[THE RECORDS]:
....

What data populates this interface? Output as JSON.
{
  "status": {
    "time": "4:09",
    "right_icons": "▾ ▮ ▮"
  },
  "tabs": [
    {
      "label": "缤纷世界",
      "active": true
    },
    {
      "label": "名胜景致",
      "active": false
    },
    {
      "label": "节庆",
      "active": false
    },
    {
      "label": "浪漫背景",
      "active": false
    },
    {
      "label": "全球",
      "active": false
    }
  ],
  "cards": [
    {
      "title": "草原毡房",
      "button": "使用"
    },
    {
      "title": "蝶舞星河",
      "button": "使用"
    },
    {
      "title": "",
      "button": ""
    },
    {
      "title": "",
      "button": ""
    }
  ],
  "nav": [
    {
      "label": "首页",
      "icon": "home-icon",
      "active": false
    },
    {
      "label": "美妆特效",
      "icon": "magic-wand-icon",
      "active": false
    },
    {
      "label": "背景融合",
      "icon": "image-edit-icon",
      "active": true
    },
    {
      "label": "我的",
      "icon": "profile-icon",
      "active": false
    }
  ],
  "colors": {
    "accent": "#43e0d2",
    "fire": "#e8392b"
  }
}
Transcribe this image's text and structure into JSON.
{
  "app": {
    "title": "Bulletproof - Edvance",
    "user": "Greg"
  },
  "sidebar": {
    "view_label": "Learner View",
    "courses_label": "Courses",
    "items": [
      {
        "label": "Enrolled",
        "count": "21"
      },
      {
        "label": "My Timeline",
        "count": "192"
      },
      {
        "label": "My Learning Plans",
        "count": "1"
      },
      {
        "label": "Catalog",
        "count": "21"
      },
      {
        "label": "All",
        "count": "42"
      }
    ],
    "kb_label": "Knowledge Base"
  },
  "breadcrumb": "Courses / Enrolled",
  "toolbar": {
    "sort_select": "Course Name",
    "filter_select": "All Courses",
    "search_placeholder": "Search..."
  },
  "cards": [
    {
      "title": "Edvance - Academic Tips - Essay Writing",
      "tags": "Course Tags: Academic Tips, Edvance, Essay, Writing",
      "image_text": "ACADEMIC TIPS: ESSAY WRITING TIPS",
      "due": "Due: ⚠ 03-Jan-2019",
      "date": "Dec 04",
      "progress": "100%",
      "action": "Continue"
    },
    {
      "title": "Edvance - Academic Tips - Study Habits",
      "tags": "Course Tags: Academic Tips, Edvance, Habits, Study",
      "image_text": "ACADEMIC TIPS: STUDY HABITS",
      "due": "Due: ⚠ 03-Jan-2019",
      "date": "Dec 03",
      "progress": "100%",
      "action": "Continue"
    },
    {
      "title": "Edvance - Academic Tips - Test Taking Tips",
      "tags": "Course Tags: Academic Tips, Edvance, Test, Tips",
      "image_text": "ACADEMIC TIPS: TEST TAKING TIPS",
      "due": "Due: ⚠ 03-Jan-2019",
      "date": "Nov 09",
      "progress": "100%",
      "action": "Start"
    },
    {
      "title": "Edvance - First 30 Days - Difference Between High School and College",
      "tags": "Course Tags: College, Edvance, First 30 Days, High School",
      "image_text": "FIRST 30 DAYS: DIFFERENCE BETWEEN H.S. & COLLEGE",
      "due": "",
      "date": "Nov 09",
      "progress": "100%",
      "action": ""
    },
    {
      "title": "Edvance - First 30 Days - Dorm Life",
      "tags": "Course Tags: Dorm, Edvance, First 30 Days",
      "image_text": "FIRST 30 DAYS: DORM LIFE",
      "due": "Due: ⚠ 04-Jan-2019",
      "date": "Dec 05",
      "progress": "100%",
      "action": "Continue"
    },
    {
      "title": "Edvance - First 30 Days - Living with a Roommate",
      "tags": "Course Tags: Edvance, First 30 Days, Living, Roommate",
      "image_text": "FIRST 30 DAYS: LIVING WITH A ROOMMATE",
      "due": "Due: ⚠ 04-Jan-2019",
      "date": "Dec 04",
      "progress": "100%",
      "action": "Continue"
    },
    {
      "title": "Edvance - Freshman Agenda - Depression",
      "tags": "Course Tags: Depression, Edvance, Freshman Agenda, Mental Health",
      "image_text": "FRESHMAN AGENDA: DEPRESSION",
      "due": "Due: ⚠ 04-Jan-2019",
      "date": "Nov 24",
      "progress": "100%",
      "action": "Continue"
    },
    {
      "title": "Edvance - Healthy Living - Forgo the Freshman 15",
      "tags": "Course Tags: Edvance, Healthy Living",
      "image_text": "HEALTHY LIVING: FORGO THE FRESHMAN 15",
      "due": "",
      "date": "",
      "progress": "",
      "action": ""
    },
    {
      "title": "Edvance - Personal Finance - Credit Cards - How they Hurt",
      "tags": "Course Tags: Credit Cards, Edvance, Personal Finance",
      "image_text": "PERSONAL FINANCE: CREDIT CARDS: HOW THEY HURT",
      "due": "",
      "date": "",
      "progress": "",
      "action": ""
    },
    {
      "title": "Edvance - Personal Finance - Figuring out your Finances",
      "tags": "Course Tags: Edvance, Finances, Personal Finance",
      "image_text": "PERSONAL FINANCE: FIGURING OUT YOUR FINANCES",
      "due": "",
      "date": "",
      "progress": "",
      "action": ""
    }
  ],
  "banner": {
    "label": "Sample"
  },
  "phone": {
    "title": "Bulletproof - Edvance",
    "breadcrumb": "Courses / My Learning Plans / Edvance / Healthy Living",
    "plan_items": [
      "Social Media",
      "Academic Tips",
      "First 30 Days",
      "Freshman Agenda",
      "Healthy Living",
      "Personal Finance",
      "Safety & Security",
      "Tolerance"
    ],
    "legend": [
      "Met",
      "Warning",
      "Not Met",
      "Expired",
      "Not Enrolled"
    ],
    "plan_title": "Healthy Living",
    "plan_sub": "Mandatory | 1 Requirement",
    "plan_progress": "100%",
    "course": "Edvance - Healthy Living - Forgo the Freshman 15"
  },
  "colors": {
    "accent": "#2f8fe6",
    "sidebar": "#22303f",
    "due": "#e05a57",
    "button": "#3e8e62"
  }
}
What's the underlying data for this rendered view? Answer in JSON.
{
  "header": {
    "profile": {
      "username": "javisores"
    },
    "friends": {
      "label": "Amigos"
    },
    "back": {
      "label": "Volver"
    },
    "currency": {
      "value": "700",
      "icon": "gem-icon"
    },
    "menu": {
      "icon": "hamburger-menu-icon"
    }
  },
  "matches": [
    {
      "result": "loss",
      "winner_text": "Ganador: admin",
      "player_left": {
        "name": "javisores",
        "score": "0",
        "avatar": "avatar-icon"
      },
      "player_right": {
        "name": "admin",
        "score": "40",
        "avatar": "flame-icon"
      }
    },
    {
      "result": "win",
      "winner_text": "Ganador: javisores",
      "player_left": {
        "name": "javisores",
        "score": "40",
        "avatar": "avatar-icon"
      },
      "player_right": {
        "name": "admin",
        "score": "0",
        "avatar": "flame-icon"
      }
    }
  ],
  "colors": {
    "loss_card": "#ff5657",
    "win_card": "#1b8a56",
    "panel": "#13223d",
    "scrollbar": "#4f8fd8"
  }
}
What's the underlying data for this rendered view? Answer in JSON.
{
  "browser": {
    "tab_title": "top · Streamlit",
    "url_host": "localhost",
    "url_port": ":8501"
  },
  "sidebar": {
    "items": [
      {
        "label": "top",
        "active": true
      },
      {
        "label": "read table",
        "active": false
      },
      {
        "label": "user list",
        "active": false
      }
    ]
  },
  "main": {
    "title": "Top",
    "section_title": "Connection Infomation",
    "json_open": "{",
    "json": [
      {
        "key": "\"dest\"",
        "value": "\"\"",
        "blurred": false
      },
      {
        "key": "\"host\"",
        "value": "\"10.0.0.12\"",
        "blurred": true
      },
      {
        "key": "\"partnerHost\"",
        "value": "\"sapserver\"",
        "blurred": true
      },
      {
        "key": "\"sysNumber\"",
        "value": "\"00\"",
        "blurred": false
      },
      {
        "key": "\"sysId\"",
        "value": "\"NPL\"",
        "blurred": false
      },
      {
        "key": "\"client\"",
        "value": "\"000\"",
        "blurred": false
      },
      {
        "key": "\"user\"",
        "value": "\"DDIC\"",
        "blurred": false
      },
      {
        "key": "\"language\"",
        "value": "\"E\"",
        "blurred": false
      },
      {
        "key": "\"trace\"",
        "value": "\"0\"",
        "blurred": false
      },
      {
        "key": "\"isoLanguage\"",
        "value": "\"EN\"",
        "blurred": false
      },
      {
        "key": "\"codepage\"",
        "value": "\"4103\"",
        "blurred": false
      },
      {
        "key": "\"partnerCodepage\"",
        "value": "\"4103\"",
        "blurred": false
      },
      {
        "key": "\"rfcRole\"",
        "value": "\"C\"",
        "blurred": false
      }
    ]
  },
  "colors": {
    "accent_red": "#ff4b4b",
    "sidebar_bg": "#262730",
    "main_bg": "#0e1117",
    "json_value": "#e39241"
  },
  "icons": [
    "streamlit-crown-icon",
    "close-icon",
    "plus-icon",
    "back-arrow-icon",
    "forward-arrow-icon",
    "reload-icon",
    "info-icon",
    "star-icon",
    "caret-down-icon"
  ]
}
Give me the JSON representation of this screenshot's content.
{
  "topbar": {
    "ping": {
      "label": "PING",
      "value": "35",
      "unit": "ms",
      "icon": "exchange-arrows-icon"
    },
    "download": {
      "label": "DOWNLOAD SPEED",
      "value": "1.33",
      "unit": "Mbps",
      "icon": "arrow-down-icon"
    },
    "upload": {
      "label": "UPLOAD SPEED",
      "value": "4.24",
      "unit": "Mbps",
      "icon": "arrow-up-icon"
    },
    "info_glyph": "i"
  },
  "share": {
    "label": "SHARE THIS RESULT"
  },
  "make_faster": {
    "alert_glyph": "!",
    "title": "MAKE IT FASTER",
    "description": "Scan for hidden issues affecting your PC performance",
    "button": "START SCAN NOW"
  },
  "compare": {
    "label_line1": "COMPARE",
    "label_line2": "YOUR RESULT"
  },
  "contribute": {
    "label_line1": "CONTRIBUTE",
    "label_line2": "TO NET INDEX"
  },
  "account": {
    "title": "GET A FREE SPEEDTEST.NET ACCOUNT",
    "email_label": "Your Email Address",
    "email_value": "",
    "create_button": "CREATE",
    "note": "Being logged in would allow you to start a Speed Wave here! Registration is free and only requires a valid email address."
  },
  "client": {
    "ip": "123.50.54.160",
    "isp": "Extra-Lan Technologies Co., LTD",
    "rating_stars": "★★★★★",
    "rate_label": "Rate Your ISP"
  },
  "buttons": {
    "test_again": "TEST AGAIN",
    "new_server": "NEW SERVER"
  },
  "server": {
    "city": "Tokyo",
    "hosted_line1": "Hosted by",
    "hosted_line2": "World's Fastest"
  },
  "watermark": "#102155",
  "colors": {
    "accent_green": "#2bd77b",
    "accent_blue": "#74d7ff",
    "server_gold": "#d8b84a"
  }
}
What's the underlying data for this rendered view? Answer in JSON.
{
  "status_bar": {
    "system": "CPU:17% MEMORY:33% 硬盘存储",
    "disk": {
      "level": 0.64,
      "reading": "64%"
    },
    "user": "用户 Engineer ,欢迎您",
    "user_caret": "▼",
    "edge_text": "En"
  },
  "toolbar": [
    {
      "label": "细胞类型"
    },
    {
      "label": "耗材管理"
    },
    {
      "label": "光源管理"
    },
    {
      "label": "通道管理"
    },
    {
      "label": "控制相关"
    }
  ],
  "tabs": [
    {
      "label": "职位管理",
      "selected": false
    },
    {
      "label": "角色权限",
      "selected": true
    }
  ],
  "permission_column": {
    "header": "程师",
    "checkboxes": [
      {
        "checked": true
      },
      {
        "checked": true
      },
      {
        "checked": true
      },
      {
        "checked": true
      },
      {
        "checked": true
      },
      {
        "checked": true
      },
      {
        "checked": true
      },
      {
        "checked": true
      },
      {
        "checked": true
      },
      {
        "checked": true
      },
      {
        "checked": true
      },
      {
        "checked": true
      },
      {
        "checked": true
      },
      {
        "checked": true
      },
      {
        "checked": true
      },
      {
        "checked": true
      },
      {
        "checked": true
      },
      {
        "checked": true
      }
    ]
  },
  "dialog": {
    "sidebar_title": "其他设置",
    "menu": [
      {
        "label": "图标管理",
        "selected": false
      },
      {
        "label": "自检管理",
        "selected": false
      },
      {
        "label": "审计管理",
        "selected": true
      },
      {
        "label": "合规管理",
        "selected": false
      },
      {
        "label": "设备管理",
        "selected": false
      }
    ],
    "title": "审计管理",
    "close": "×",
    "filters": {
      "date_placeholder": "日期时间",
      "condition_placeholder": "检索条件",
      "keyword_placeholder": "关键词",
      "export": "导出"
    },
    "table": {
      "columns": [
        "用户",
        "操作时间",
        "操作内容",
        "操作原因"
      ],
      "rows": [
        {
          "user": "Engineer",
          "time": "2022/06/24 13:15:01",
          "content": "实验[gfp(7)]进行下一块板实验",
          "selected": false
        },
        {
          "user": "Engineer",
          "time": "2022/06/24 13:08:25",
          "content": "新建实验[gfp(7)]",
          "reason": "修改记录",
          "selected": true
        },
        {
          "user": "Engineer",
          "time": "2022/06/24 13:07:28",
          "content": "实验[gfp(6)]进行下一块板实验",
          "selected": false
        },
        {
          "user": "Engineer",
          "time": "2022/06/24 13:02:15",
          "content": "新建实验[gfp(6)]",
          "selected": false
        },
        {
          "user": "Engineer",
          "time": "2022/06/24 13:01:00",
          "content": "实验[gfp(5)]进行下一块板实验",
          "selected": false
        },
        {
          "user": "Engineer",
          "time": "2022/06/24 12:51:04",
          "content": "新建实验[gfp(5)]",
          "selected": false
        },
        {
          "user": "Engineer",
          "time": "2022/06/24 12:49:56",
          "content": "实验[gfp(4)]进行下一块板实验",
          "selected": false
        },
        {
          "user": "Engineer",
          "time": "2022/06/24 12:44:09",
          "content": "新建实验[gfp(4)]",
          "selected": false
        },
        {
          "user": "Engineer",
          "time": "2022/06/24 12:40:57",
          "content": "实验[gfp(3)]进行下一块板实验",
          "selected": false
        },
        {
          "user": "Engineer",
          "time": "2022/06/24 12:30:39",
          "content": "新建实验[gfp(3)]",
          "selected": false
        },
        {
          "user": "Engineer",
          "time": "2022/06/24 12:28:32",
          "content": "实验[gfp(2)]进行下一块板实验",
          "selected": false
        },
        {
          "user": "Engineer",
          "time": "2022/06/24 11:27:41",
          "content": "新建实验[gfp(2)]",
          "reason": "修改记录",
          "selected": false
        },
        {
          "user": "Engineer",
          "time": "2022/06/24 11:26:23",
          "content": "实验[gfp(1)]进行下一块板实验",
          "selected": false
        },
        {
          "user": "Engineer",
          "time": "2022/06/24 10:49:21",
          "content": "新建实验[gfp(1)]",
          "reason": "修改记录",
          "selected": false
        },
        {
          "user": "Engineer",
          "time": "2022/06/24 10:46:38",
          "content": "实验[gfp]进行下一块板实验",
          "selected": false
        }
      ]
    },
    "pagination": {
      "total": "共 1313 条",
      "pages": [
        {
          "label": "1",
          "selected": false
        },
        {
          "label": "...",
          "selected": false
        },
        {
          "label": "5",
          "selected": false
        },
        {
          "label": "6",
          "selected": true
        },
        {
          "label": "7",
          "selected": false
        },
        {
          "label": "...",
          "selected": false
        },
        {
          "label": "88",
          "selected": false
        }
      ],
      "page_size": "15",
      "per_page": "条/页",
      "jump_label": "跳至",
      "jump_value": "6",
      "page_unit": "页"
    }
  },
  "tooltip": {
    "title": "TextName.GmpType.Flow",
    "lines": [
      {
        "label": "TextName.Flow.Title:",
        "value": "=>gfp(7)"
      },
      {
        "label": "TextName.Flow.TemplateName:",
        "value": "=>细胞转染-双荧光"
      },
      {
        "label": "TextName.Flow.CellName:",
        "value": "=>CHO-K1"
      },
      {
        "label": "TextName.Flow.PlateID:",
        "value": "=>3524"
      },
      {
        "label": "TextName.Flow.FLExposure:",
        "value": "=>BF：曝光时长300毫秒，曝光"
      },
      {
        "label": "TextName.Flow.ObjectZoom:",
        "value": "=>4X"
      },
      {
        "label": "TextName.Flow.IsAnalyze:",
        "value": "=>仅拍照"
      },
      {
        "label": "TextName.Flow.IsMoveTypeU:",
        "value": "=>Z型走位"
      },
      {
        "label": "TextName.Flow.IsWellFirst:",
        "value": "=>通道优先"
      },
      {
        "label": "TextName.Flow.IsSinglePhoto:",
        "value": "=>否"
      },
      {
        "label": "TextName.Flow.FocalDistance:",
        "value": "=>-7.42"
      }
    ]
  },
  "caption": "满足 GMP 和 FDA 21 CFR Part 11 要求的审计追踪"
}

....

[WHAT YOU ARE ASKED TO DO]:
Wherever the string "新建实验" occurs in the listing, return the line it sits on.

[SOLUTION TO THE EXERCISE]:
          "content": "新建实验[gfp(7)]",
          "content": "新建实验[gfp(6)]",
          "content": "新建实验[gfp(5)]",
          "content": "新建实验[gfp(4)]",
          "content": "新建实验[gfp(3)]",
          "content": "新建实验[gfp(2)]",
          "content": "新建实验[gfp(1)]",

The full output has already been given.